Americans are a social bunch. Don’t believe it? Well, here are some interesting facts about how we’re engaging with each other in the mobile world.
On average Americans spend 2.7 hours per day socializing on their mobile device. That’s more than twice the amount of time they spend eating and over a third of the time they spend sleeping each day. The driving force behind this behavior is the increasing number of people who have smartphones combined with the proliferation of the mobile web, which allows them to connect with people anytime, anywhere. With 1.08 billion smartphones and predictions showing that by 2014 mobile Internet usage should supersede desktop Internet usage, it’s pretty safe to say that a large portion of our population will have devices that allow them to engage with others in innovative ways.
While Americans might be spending more time socializing with their mobile devices than eating each day, mobile is also changing how they actually interact with their smartphones. Out of all the activities that people perform on their mobile devices gaming tops them all.
All this leads to why we are focused on mobile social gaming this week. It’s not because mobile marketing is the second fastest growing media channel next to social media; or that the mobile gaming industry will make $8 billion this year, (a figure that’s expected to reach $11.4 billion in 2014). It’s because we’ve seen very few organizations combine all three trends to engage their target audience.
To sum it up, mobile social gaming allows you to connect to your audience no matter where they are and no matter the time of day, it lets you leverage their social connections and influence their behavior with gaming mechanics.
Mobile Social Gaming is not just for entertainment
Mobile social gaming can be applied to almost every business to help attract, engage and move the user down a specific path that is in line with their business goals. This doesn’t mean your company needs to create the next Angry Birds. But you can create similar excitement with “gamification”—using gaming mechanics to drive game-like behavior in a non-game context.
Michael Wu, Ph.D. is Lithium's Principal Scientist of Analytics wrote an insightful article on What is Gamification, Really? It’s a good launching point for further discussion this week as we dive down more into the nitty gritty of mobile social gaming.
The game layer on top of the world
The following video by Seth Priebatsch does a great job demonstrating how gamification and more importantly how mobile social gaming can be applied to businesses. If you’re crunched for time start at the five-minute mark where Seth covers four game dynamics—appointment, influence and status, rewards and communal discover. And if you’re really crunched for time, jump to 9:30 of the video for a great example of mobile social gaming.
What does Tag have to do with mobile social gaming?
Microsoft Tag has actually been implemented in different industries already to increase engagement and awareness of mobile social games. Here are two good examples:
Throughout this week we’ll go through different examples on mobile social gaming and how Tag can be leveraged to enhance the experience. Additionally on Thursday, we’ll show you how to use two Tag features with mobile social gaming.
What we’re covering this week
Below is what’s on deck for this week’s Tag blog topics. We’ve also included a few links to get your juices flowing for both the content and conversations that will be the focus of this week.

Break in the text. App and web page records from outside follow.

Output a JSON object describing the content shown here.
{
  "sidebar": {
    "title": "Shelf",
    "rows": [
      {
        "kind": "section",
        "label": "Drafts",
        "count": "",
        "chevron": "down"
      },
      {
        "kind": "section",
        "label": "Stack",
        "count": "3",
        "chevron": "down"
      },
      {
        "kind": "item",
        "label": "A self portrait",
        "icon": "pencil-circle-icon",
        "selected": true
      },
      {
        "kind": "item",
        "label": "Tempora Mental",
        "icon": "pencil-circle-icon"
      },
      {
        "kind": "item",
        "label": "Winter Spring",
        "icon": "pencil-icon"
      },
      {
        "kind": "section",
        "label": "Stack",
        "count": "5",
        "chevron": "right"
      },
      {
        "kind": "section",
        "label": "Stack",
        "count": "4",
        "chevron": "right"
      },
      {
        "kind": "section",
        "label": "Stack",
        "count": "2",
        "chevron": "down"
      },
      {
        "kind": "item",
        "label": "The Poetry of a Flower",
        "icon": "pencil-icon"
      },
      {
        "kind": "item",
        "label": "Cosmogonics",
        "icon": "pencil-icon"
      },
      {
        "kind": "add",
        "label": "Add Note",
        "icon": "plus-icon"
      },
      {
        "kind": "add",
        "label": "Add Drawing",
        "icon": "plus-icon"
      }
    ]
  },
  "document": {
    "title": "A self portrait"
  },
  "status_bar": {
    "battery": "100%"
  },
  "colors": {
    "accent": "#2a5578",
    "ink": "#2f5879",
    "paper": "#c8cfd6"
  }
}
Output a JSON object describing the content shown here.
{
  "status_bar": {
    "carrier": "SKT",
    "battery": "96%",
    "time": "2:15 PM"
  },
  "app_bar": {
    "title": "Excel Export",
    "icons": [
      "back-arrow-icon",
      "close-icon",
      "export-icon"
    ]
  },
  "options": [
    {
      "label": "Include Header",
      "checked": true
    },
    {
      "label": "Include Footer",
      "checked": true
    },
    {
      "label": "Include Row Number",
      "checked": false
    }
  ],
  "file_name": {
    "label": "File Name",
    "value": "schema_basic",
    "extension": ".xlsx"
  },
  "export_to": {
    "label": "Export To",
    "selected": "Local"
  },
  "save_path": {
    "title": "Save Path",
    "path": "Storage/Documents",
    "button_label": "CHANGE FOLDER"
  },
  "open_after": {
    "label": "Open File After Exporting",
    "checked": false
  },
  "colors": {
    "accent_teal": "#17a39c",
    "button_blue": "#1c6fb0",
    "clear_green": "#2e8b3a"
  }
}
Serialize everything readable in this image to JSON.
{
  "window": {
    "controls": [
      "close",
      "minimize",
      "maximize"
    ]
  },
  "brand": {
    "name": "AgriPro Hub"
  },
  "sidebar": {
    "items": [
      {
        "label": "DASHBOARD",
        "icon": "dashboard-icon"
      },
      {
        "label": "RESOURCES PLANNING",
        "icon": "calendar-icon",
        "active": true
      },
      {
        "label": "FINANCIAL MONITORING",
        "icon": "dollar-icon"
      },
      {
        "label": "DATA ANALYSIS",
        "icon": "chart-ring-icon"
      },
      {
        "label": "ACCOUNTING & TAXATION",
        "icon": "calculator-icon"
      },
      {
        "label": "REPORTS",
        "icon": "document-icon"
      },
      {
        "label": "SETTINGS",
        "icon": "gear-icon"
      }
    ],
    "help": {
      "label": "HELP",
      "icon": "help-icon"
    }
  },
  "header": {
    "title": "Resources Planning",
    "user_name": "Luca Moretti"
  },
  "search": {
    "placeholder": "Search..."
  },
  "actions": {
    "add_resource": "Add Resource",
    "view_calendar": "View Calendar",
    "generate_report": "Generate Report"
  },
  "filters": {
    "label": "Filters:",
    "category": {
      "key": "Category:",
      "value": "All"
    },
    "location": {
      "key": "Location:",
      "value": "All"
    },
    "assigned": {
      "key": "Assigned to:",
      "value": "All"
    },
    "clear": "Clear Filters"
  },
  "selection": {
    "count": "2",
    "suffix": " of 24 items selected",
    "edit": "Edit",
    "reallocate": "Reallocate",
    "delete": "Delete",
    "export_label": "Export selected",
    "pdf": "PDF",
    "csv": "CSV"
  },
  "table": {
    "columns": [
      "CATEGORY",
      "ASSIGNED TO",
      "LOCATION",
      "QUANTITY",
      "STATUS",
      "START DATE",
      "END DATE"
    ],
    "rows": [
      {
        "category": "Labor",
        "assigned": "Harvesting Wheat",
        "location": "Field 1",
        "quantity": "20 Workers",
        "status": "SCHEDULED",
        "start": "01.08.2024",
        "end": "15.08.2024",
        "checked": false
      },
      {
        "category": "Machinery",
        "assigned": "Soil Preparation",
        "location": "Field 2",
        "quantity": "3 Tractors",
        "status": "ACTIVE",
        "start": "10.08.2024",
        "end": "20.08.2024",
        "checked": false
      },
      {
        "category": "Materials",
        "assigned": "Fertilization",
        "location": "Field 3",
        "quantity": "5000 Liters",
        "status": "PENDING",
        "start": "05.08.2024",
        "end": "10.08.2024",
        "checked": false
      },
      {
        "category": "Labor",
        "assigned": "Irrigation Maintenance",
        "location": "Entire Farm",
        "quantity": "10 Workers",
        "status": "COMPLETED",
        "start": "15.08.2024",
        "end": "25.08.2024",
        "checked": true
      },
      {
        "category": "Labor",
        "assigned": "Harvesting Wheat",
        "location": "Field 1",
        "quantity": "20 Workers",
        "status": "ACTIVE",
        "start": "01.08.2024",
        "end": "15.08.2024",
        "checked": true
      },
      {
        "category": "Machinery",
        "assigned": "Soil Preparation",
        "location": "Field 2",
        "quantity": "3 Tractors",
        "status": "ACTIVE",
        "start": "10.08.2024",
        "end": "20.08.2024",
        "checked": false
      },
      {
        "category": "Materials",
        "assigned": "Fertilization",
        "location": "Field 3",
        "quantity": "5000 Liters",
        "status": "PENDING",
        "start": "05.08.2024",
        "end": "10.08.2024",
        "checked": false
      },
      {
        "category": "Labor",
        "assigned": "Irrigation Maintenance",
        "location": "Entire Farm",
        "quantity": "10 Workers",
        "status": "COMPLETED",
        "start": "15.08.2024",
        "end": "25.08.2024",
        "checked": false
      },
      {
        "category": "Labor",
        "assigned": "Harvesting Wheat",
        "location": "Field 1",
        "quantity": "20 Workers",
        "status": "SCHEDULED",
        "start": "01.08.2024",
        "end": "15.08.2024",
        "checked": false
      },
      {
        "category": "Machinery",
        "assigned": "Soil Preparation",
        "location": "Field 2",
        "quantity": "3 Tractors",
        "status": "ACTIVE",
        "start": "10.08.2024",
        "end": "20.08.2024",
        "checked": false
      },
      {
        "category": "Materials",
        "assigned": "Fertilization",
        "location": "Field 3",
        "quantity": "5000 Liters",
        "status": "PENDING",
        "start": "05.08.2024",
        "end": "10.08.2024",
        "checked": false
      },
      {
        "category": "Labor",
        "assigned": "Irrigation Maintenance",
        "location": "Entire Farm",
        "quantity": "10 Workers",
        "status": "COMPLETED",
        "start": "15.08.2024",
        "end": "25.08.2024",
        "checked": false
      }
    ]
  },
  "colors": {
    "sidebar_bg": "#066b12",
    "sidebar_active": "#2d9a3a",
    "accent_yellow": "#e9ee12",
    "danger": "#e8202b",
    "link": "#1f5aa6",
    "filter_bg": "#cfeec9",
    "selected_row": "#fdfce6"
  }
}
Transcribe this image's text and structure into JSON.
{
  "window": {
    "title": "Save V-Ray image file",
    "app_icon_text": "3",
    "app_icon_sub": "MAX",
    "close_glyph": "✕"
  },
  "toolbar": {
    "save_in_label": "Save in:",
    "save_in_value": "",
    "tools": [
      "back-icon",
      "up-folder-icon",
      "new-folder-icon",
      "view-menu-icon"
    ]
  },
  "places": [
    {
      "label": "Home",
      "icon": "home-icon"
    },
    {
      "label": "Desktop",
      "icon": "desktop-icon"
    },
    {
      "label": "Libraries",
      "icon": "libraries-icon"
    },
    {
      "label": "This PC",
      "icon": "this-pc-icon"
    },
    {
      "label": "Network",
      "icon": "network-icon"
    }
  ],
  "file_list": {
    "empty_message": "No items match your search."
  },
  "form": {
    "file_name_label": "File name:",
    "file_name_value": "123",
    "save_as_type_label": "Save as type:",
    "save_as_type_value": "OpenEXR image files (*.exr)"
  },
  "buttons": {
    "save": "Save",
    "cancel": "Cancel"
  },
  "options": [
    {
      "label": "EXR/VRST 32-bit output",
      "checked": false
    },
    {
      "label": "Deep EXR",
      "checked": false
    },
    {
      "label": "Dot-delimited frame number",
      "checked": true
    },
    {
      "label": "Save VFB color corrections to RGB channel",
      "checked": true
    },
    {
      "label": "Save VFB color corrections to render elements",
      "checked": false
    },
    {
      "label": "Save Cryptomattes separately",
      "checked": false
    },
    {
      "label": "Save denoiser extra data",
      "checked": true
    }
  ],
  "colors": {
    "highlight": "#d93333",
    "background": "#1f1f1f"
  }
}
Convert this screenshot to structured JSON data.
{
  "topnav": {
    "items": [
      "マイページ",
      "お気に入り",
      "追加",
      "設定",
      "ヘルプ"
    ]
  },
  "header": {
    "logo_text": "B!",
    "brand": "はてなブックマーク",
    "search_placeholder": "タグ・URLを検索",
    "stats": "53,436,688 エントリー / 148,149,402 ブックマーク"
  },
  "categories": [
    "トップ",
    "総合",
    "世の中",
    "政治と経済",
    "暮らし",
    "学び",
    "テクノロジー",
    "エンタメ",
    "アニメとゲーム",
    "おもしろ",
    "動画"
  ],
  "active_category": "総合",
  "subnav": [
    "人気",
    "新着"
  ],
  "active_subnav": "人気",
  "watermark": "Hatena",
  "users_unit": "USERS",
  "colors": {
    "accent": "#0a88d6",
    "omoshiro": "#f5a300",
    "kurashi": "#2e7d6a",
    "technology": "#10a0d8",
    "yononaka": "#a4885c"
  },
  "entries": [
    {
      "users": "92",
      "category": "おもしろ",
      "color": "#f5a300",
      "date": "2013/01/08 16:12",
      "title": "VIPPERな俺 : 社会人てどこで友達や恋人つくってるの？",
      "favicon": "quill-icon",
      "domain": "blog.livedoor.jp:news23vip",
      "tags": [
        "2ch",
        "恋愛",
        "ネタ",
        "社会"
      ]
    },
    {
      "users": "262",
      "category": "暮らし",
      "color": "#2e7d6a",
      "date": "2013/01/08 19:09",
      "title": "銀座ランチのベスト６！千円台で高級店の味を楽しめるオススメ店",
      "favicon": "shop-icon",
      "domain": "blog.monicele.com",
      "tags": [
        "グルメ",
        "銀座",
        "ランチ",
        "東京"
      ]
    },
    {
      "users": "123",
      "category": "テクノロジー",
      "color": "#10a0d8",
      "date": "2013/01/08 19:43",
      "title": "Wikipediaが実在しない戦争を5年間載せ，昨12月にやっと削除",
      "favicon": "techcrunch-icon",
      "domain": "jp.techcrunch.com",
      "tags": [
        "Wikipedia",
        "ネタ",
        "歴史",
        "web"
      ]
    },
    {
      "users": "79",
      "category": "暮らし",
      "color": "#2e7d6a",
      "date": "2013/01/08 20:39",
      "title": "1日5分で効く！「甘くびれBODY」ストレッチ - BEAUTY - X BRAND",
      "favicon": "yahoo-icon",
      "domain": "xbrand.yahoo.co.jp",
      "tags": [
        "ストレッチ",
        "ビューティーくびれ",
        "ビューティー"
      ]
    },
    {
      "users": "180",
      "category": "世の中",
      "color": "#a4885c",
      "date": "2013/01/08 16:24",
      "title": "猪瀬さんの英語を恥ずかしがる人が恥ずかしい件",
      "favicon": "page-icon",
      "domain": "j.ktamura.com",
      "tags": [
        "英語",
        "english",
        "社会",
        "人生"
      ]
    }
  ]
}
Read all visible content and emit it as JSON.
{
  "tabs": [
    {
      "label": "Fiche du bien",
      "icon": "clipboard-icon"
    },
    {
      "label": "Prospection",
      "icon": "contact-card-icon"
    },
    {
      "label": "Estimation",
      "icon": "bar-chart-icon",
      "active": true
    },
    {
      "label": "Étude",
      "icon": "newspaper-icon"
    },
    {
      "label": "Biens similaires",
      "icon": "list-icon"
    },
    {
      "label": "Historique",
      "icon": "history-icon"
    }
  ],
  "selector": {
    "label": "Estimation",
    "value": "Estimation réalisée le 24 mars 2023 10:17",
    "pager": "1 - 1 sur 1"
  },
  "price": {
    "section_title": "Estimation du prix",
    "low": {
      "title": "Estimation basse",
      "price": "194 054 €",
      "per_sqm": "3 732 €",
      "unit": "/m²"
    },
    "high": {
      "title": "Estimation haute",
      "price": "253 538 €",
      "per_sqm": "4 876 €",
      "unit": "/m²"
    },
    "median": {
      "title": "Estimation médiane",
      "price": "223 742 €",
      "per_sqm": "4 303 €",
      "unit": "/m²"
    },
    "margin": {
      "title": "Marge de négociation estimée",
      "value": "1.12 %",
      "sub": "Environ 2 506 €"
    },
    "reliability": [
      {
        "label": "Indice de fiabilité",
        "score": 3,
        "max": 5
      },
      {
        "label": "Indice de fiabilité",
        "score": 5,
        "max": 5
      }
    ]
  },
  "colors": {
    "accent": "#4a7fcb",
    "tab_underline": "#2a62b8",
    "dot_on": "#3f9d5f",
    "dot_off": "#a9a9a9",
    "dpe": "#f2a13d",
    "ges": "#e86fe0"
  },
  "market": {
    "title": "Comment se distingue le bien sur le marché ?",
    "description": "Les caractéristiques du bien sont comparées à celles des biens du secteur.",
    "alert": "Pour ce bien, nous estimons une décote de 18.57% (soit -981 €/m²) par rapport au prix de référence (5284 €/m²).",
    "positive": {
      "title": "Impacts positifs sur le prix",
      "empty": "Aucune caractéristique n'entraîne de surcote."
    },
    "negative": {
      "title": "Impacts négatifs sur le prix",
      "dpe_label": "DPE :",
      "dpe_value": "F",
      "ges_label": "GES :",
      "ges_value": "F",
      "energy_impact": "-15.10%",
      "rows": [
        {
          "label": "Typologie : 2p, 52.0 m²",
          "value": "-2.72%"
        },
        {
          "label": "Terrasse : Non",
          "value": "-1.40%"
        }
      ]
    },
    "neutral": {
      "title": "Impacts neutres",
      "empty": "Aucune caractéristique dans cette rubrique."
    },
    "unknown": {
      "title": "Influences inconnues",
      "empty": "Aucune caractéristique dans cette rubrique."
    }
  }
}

Gamification: Brands implementing gaming
How brands are doing it: KPIs for success
- Tag’s Top Three Implementations
- A Weekly Wrap Up
How do you see mobile social gaming changing the way people engage? Let us know with your comments below or on Facebook or Twitter.